* _What to do_
Reproduce the records word for word, leaving out any pictures they hold.

Component data from apps and pages:
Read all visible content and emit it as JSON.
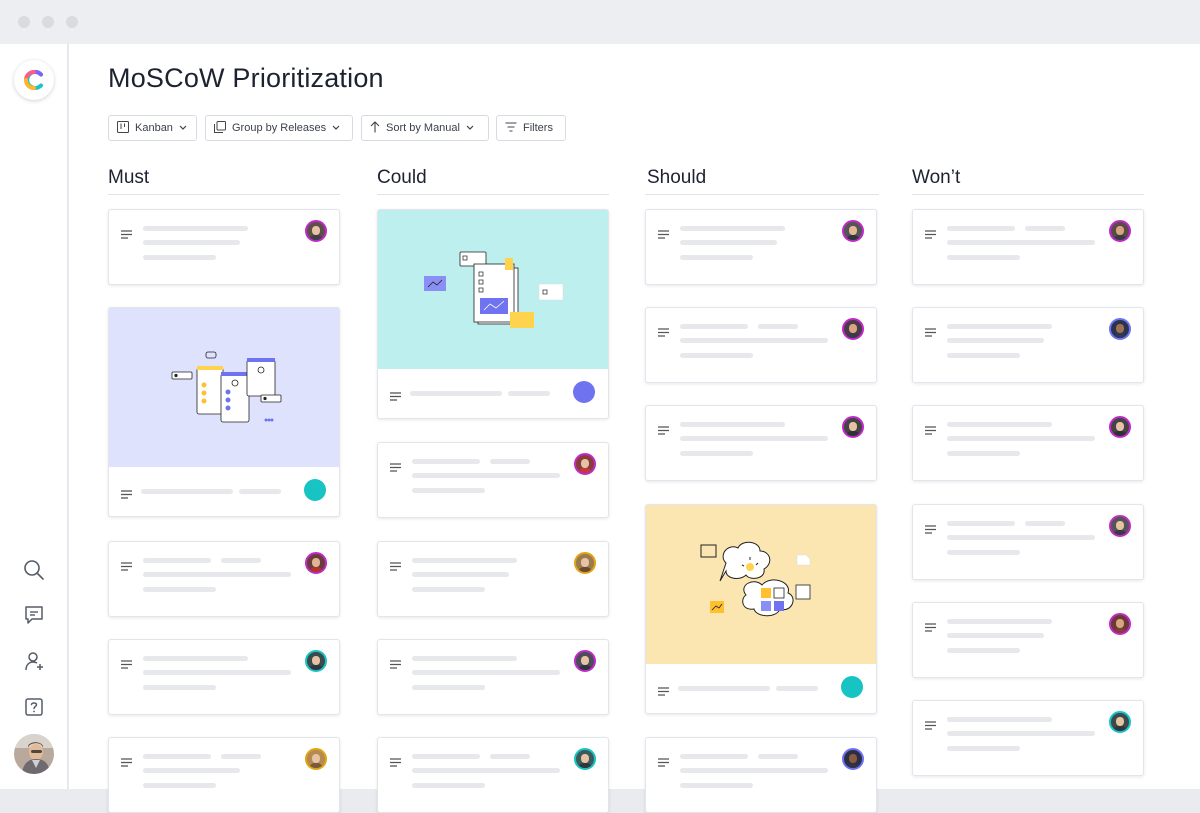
{
  "page": {
    "title": "MoSCoW Prioritization"
  },
  "toolbar": {
    "view_label": "Kanban",
    "group_label": "Group by Releases",
    "sort_label": "Sort by Manual",
    "filters_label": "Filters"
  },
  "columns": [
    {
      "label": "Must"
    },
    {
      "label": "Could"
    },
    {
      "label": "Should"
    },
    {
      "label": "Won’t"
    }
  ],
  "icons": {
    "logo": "app-logo-icon",
    "search": "search-icon",
    "messages": "message-icon",
    "add_user": "add-user-icon",
    "help": "help-icon",
    "view": "kanban-icon",
    "group": "group-icon",
    "sort": "sort-arrow-icon",
    "filters": "filter-icon",
    "chevron": "chevron-down-icon",
    "card_description": "description-lines-icon"
  },
  "colors": {
    "accent_teal": "#17c3c3",
    "accent_purple": "#6f73f0",
    "avatar_ring": "#c02ac8",
    "avatar_ring_alt": "#e0a313",
    "lavender_cover": "#dfe2fd",
    "mint_cover": "#bdefee",
    "sand_cover": "#fbe6b2"
  }
}
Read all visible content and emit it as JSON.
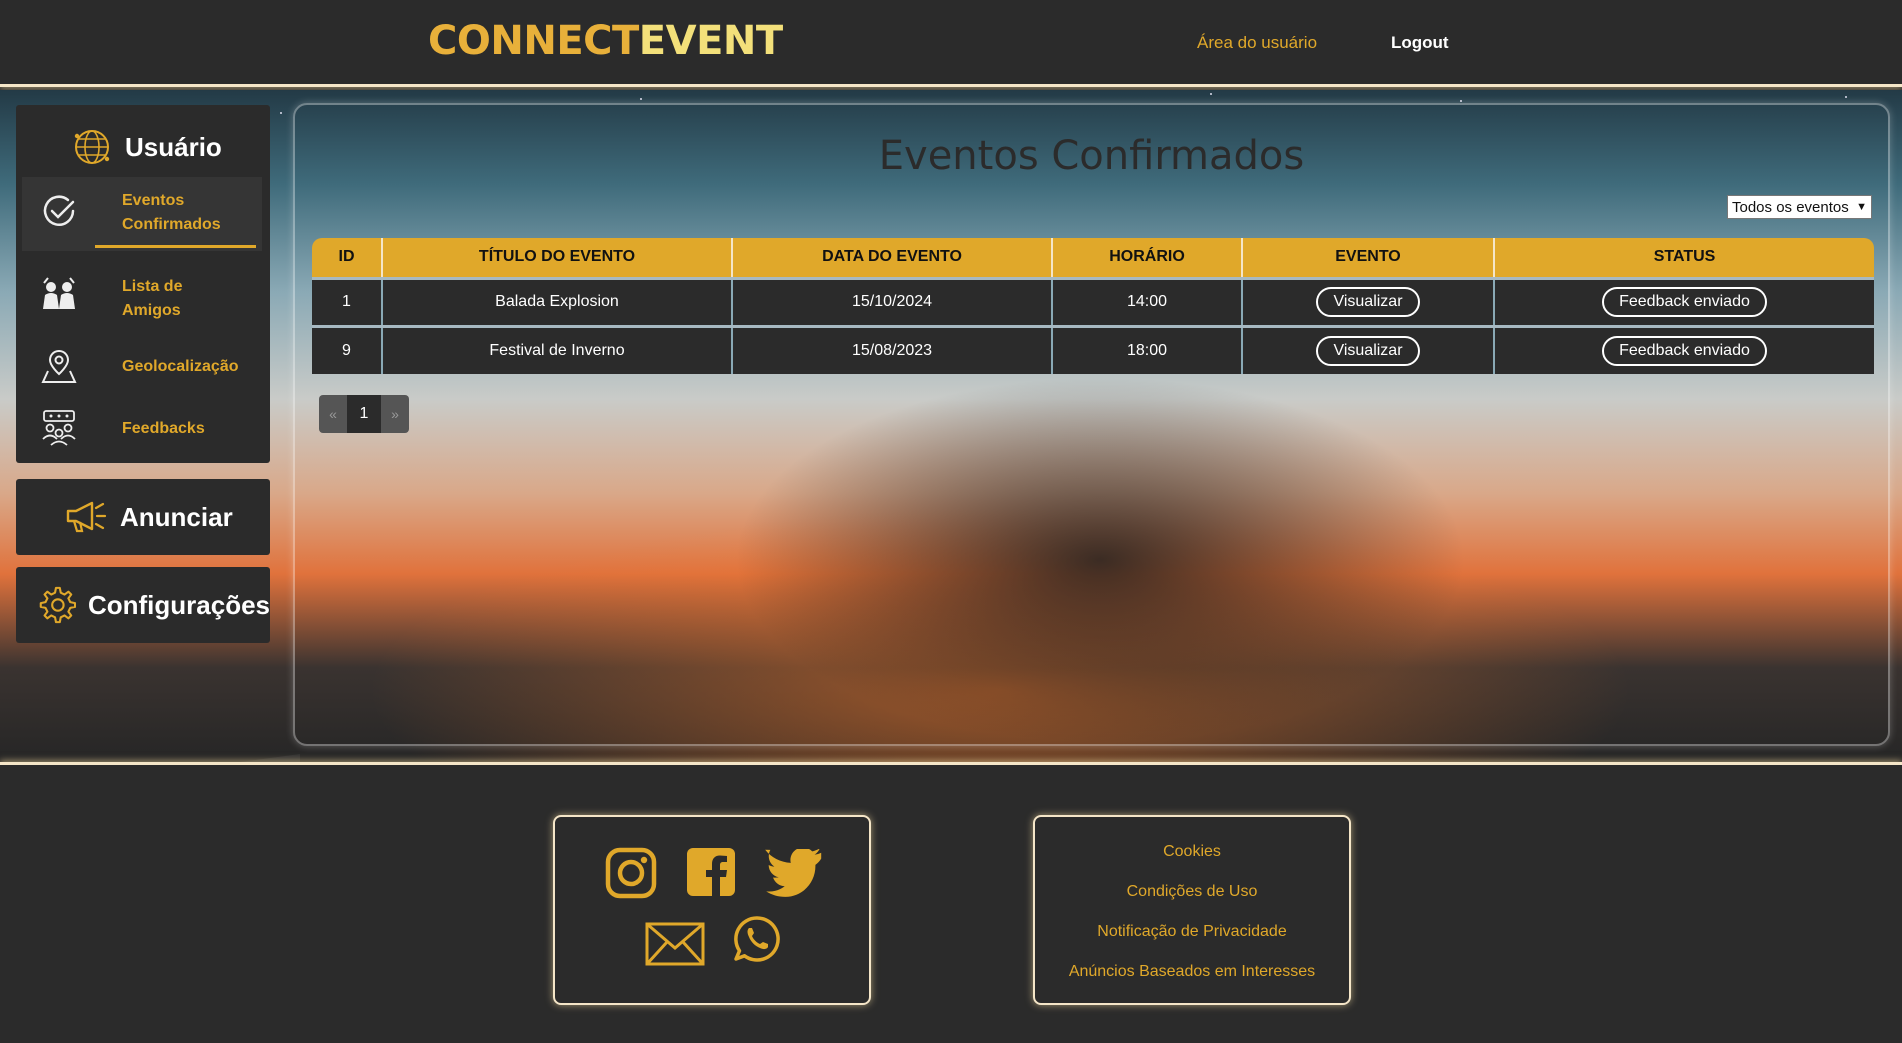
{
  "header": {
    "logo_part1": "CONNECT",
    "logo_part2": "EVENT",
    "user_area": "Área do usuário",
    "logout": "Logout"
  },
  "sidebar": {
    "user_title": "Usuário",
    "items": [
      {
        "line1": "Eventos",
        "line2": "Confirmados",
        "icon": "check-circle-icon"
      },
      {
        "line1": "Lista de",
        "line2": "Amigos",
        "icon": "friends-icon"
      },
      {
        "line1": "Geolocalização",
        "icon": "map-pin-icon"
      },
      {
        "line1": "Feedbacks",
        "icon": "people-feedback-icon"
      }
    ],
    "announce": "Anunciar",
    "settings": "Configurações"
  },
  "main": {
    "title": "Eventos Confirmados",
    "filter_selected": "Todos os eventos",
    "table": {
      "headers": [
        "ID",
        "Título do Evento",
        "Data do Evento",
        "Horário",
        "Evento",
        "Status"
      ],
      "rows": [
        {
          "id": "1",
          "title": "Balada Explosion",
          "date": "15/10/2024",
          "time": "14:00",
          "action": "Visualizar",
          "status": "Feedback enviado"
        },
        {
          "id": "9",
          "title": "Festival de Inverno",
          "date": "15/08/2023",
          "time": "18:00",
          "action": "Visualizar",
          "status": "Feedback enviado"
        }
      ]
    },
    "pagination": {
      "prev": "«",
      "current": "1",
      "next": "»"
    }
  },
  "footer": {
    "links": [
      "Cookies",
      "Condições de Uso",
      "Notificação de Privacidade",
      "Anúncios Baseados em Interesses"
    ]
  },
  "colors": {
    "accent": "#e0a82a",
    "dark": "#2b2b2b",
    "glow": "#f5e6c8"
  }
}
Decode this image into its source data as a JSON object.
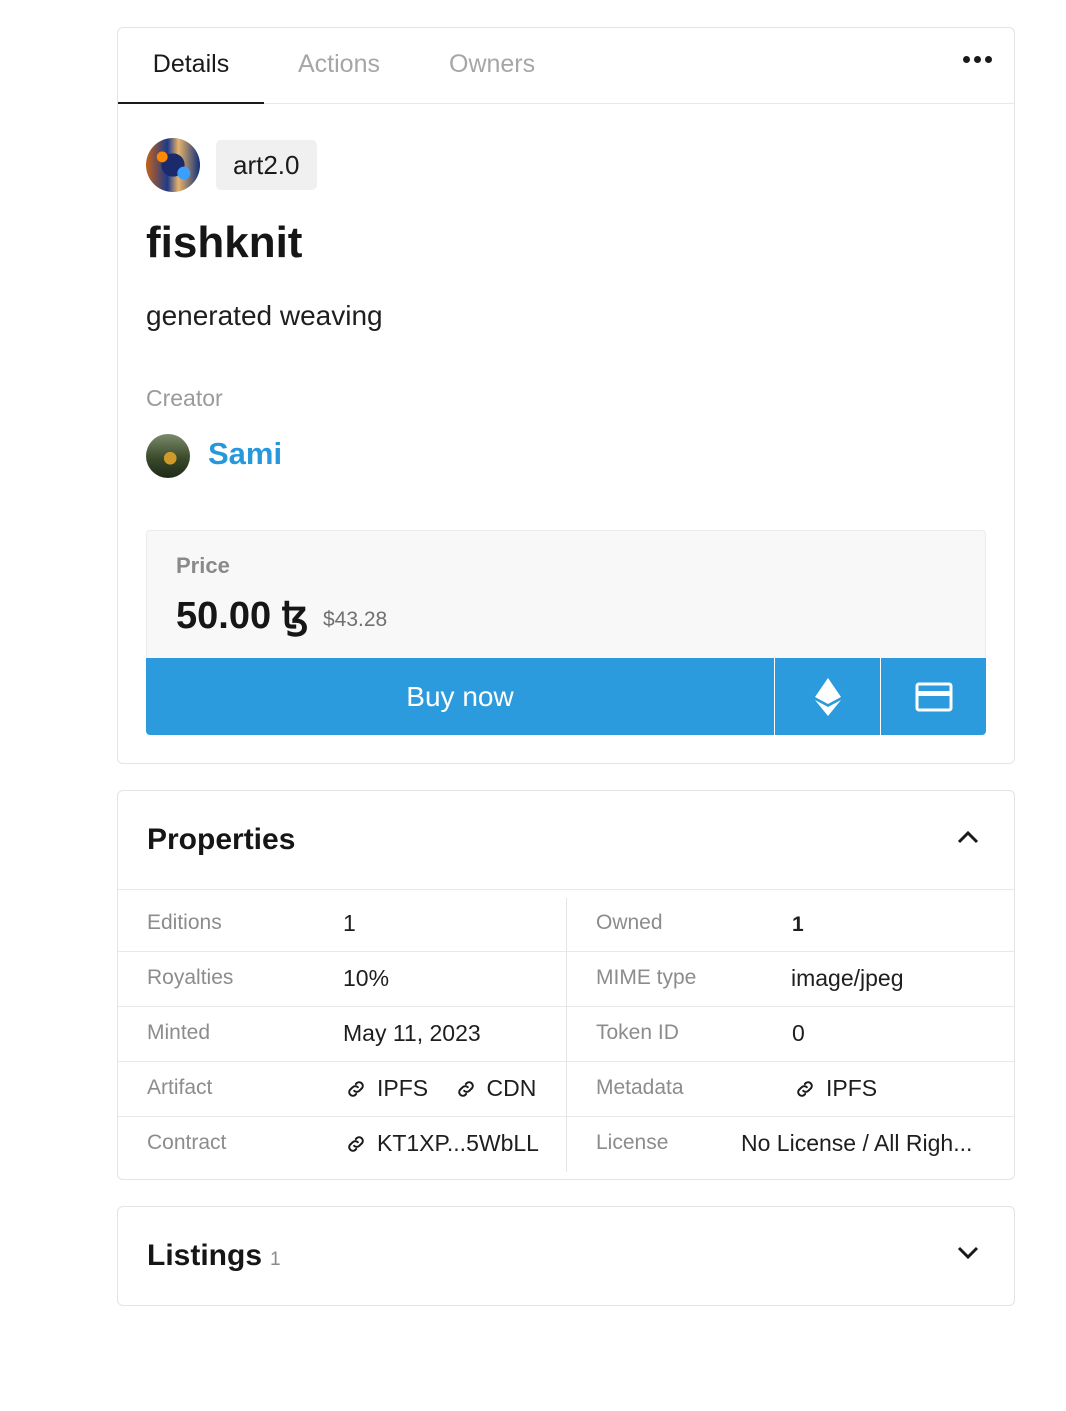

* _Task output_
Read all visible content and emit it as JSON.
{
  "page": {
    "title": "MoSCoW Prioritization"
  },
  "toolbar": {
    "view_label": "Kanban",
    "group_label": "Group by Releases",
    "sort_label": "Sort by Manual",
    "filters_label": "Filters"
  },
  "columns": [
    {
      "label": "Must"
    },
    {
      "label": "Could"
    },
    {
      "label": "Should"
    },
    {
      "label": "Won’t"
    }
  ],
  "icons": {
    "logo": "app-logo-icon",
    "search": "search-icon",
    "messages": "message-icon",
    "add_user": "add-user-icon",
    "help": "help-icon",
    "view": "kanban-icon",
    "group": "group-icon",
    "sort": "sort-arrow-icon",
    "filters": "filter-icon",
    "chevron": "chevron-down-icon",
    "card_description": "description-lines-icon"
  },
  "colors": {
    "accent_teal": "#17c3c3",
    "accent_purple": "#6f73f0",
    "avatar_ring": "#c02ac8",
    "avatar_ring_alt": "#e0a313",
    "lavender_cover": "#dfe2fd",
    "mint_cover": "#bdefee",
    "sand_cover": "#fbe6b2"
  }
}
Read all visible content and emit it as JSON.
{
  "header": {
    "logo_part1": "CONNECT",
    "logo_part2": "EVENT",
    "user_area": "Área do usuário",
    "logout": "Logout"
  },
  "sidebar": {
    "user_title": "Usuário",
    "items": [
      {
        "line1": "Eventos",
        "line2": "Confirmados",
        "icon": "check-circle-icon"
      },
      {
        "line1": "Lista de",
        "line2": "Amigos",
        "icon": "friends-icon"
      },
      {
        "line1": "Geolocalização",
        "icon": "map-pin-icon"
      },
      {
        "line1": "Feedbacks",
        "icon": "people-feedback-icon"
      }
    ],
    "announce": "Anunciar",
    "settings": "Configurações"
  },
  "main": {
    "title": "Eventos Confirmados",
    "filter_selected": "Todos os eventos",
    "table": {
      "headers": [
        "ID",
        "Título do Evento",
        "Data do Evento",
        "Horário",
        "Evento",
        "Status"
      ],
      "rows": [
        {
          "id": "1",
          "title": "Balada Explosion",
          "date": "15/10/2024",
          "time": "14:00",
          "action": "Visualizar",
          "status": "Feedback enviado"
        },
        {
          "id": "9",
          "title": "Festival de Inverno",
          "date": "15/08/2023",
          "time": "18:00",
          "action": "Visualizar",
          "status": "Feedback enviado"
        }
      ]
    },
    "pagination": {
      "prev": "«",
      "current": "1",
      "next": "»"
    }
  },
  "footer": {
    "links": [
      "Cookies",
      "Condições de Uso",
      "Notificação de Privacidade",
      "Anúncios Baseados em Interesses"
    ]
  },
  "colors": {
    "accent": "#e0a82a",
    "dark": "#2b2b2b",
    "glow": "#f5e6c8"
  }
}
Decode this image into its source data as a JSON object.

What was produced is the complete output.